Personal Injury Law
What is a public figure and why is that important to defamation law?
Plaintiffs in defamation cases have different burdens of proof depending on their status. If a plaintiff is considered to be a public official or a public figure, he or she must prove that the defendant acted with actual malice, which means that the defendant acted knowing the statement in question was false or acted in reckless disregard as to whether the statement was true or false.
However, if a plaintiff suing for defamation is only a private figure, then he or she generally must prove only negligence or fault.

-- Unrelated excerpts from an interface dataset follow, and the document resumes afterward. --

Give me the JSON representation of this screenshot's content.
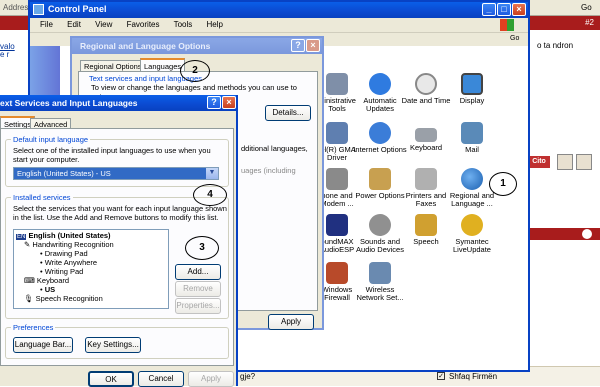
{
  "background": {
    "address_label": "Address",
    "go_label": "Go",
    "tab_number": "#2",
    "forum_text": "o ta ndron",
    "user_left_1": "valo",
    "user_left_2": "e r",
    "bottom_text": "gje?",
    "checkbox_label": "Shfaq Firmën",
    "cito_label": "Cito"
  },
  "control_panel": {
    "title": "Control Panel",
    "menu": [
      "File",
      "Edit",
      "View",
      "Favorites",
      "Tools",
      "Help"
    ],
    "go_label": "Go",
    "items": [
      {
        "label": "ministrative Tools",
        "icon": "admin-tools-icon",
        "color": "#7f8fa8"
      },
      {
        "label": "Automatic Updates",
        "icon": "automatic-updates-icon",
        "color": "#2f7be0"
      },
      {
        "label": "Date and Time",
        "icon": "clock-icon",
        "color": "#d9d9d9"
      },
      {
        "label": "Display",
        "icon": "display-icon",
        "color": "#3a88d8"
      },
      {
        "label": "tel(R) GMA Driver",
        "icon": "intel-gma-icon",
        "color": "#5f7fb0"
      },
      {
        "label": "Internet Options",
        "icon": "internet-options-icon",
        "color": "#3b7dd8"
      },
      {
        "label": "Keyboard",
        "icon": "keyboard-icon",
        "color": "#9aa0a8"
      },
      {
        "label": "Mail",
        "icon": "mail-icon",
        "color": "#5a8ab8"
      },
      {
        "label": "hone and Modem ...",
        "icon": "phone-modem-icon",
        "color": "#8a8a8a"
      },
      {
        "label": "Power Options",
        "icon": "power-options-icon",
        "color": "#c8a050"
      },
      {
        "label": "Printers and Faxes",
        "icon": "printer-icon",
        "color": "#b0b0b0"
      },
      {
        "label": "Regional and Language ...",
        "icon": "globe-icon",
        "color": "#3a7fc8"
      },
      {
        "label": "oundMAX AudioESP",
        "icon": "soundmax-icon",
        "color": "#203080"
      },
      {
        "label": "Sounds and Audio Devices",
        "icon": "speaker-icon",
        "color": "#909090"
      },
      {
        "label": "Speech",
        "icon": "speech-icon",
        "color": "#d0a030"
      },
      {
        "label": "Symantec LiveUpdate",
        "icon": "symantec-icon",
        "color": "#e0b020"
      },
      {
        "label": "Windows Firewall",
        "icon": "firewall-icon",
        "color": "#b84a2a"
      },
      {
        "label": "Wireless Network Set...",
        "icon": "wireless-icon",
        "color": "#6a8ab0"
      }
    ]
  },
  "regional_dialog": {
    "title": "Regional and Language Options",
    "tabs": [
      "Regional Options",
      "Languages"
    ],
    "group_label": "Text services and input languages",
    "group_text": "To view or change the languages and methods you can use to enter",
    "details_button": "Details...",
    "partial_1": "dditional languages,",
    "partial_2": "uages (including",
    "apply_button": "Apply"
  },
  "text_services_dialog": {
    "title": "ext Services and Input Languages",
    "tabs": [
      "Settings",
      "Advanced"
    ],
    "default_group": "Default input language",
    "default_desc": "Select one of the installed input languages to use when you start your computer.",
    "selected_language": "English (United States) - US",
    "installed_group": "Installed services",
    "installed_desc": "Select the services that you want for each input language shown in the list. Use the Add and Remove buttons to modify this list.",
    "tree": [
      {
        "text": "English (United States)",
        "level": 0,
        "badge": "EN"
      },
      {
        "text": "Handwriting Recognition",
        "level": 1
      },
      {
        "text": "Drawing Pad",
        "level": 2
      },
      {
        "text": "Write Anywhere",
        "level": 2
      },
      {
        "text": "Writing Pad",
        "level": 2
      },
      {
        "text": "Keyboard",
        "level": 1
      },
      {
        "text": "US",
        "level": 2
      },
      {
        "text": "Speech Recognition",
        "level": 1
      }
    ],
    "add_button": "Add...",
    "remove_button": "Remove",
    "properties_button": "Properties...",
    "preferences_group": "Preferences",
    "language_bar_button": "Language Bar...",
    "key_settings_button": "Key Settings...",
    "ok_button": "OK",
    "cancel_button": "Cancel",
    "apply_button": "Apply"
  },
  "annotations": [
    "1",
    "2",
    "3",
    "4"
  ]
}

The rationale behind the public official or public figure rationale is two-fold. First, the thinking is that public officials and public figures can more easily counter false statements about them than can private figures. For example, if a tabloid newspaper defames Tom Cruise, he and his public relations people can call a press conference and refute the allegations. However, if someone defames David Hudson, the author of this book, it would be much more difficult for him to counter false allegations.
The second rationale for the different treatment of public and private figures concerns accepting the aspects of fame. Famous people must expect that with fame and public acclaim will come some negative aspects as well.
Another rationale—perhaps even more strongly rooted in the law—is that people should have a strong First Amendment (freedom of expression) right to speak about public issues and that punishing them for every single error would chill free expression. This reasoning led the U.S. Supreme Court to adopt the public official rule in defamation cases in New York Times Co. v. Sullivan (1964).